New statistics show that consumer confidence in the United States edged up for the month of May, reaching a six-month high. The moderate increase is mixed news for the U.S. economy
The Conference Board, a private business research group, has released its latest monthly index for consumer confidence showing a modest gain of almost three points in May. The figures are part of a six-month trend in which consumer expectations for an economic rebound have slowly, but steadily, risen.
In April, the consumer confidence index jumped 20 points after a quick end to the war in Iraq. Lynn Franco, director of consumer research at the Conference Board, says the good news on the economic front is that consumer expectations and the housing market are up.
"Housing has remained strong and I think historically low mortgage rates are really acting as a plus," said Ms. Franco. "Consumers see that as a great market. Plus, given where the stock market and financial markets are, they also are looking for safer investment havens and housing does provide that."
But Ms. Franco says labor-market worries are tempering consumers optimism about overall business conditions.
"Consumers are telling us that jobs were more difficult to find in May as opposed to April.
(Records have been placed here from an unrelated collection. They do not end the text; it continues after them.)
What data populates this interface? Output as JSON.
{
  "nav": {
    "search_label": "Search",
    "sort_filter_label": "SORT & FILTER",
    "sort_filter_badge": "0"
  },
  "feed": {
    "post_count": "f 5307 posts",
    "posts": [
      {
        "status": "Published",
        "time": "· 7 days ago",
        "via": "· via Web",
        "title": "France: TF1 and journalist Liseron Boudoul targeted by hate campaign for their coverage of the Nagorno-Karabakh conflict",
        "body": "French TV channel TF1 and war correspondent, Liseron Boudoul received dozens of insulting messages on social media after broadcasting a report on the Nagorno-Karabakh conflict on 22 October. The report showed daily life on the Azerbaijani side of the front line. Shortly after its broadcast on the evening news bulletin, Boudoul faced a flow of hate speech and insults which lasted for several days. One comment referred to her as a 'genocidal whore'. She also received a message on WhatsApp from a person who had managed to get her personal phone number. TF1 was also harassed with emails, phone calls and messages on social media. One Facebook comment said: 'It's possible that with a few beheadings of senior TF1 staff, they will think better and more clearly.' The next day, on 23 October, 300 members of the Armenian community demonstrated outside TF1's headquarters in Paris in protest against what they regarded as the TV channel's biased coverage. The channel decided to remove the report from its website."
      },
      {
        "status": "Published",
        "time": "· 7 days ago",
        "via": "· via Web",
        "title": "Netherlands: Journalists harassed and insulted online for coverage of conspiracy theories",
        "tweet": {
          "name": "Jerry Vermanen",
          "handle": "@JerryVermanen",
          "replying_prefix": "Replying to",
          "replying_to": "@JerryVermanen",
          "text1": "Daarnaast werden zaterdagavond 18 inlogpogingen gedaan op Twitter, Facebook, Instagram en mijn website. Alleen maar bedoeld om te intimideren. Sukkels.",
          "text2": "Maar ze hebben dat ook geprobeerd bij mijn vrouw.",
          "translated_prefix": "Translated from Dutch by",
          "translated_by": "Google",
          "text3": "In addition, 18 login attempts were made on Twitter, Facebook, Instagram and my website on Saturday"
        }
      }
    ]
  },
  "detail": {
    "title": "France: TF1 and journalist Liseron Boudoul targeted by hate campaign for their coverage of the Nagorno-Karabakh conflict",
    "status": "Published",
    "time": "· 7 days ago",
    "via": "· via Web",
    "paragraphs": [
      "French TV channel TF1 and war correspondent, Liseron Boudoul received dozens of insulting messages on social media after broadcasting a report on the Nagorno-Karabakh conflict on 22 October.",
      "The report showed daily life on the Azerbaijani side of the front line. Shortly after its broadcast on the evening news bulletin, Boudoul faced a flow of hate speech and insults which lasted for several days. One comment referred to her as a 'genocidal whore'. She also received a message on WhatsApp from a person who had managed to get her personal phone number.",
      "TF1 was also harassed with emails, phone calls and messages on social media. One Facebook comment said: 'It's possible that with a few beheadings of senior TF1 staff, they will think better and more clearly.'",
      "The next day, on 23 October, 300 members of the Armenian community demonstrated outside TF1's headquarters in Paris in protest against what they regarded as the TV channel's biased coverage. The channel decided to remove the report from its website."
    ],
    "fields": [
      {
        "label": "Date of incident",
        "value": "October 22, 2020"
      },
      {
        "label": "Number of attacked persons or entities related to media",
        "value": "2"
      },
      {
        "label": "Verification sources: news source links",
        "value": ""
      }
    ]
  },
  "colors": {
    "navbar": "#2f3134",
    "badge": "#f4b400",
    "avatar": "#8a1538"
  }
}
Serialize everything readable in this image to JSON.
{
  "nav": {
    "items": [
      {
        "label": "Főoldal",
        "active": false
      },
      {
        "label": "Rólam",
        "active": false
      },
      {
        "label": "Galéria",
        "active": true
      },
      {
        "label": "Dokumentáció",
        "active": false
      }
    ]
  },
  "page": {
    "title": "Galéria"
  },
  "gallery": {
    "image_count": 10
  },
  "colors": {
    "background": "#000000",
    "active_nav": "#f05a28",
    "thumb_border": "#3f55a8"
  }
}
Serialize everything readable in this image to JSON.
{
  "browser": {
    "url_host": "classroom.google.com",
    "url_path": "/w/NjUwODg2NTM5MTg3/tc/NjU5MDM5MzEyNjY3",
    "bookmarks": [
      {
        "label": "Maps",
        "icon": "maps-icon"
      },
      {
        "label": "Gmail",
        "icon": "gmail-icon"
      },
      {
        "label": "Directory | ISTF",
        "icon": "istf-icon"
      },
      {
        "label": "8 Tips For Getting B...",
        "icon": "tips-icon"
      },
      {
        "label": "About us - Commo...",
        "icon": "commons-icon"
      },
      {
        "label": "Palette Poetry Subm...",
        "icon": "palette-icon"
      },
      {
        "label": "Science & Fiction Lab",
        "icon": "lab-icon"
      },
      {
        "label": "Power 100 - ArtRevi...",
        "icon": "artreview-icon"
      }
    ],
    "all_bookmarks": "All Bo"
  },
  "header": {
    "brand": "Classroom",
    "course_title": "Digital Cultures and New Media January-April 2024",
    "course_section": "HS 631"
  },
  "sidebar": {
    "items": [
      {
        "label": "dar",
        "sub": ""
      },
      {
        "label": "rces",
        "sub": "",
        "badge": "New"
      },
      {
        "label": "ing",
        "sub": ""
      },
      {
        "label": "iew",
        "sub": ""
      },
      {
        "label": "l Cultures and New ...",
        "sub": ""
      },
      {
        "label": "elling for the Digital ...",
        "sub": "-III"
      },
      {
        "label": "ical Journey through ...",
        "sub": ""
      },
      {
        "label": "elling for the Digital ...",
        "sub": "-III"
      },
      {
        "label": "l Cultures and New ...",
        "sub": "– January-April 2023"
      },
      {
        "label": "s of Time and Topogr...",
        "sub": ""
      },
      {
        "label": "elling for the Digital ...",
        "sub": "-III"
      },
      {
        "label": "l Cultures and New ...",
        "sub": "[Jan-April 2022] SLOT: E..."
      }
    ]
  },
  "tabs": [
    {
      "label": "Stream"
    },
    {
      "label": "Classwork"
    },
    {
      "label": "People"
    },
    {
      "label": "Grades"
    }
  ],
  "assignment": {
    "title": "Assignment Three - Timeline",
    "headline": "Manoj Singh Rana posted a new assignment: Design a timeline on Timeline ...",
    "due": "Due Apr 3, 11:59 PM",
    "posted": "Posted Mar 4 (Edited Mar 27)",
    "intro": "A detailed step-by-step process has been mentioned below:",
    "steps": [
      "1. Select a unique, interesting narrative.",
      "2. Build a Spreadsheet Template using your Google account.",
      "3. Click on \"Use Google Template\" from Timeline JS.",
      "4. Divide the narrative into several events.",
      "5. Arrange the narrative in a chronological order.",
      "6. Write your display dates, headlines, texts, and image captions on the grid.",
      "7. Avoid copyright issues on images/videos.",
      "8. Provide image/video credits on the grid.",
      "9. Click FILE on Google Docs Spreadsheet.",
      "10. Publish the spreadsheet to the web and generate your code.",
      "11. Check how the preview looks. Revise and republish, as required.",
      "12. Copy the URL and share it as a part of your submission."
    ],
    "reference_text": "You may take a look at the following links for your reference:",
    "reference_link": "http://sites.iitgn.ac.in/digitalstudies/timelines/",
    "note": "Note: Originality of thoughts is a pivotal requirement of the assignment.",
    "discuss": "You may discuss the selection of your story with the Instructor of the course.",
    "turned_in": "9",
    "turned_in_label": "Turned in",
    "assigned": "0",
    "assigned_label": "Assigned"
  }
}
They do expect somewhat of an improvement somewhere down the road," she pointed out. "But as long as these current labor-market conditions remain a sore spot, we are not going to see a big pickup in spending patterns."
Lynn Franco says the most recent figures indicate that consumers remain cautiously optimistic about improvements in the economy.
The Conference Board bases its monthly index on samples of 5,000 households.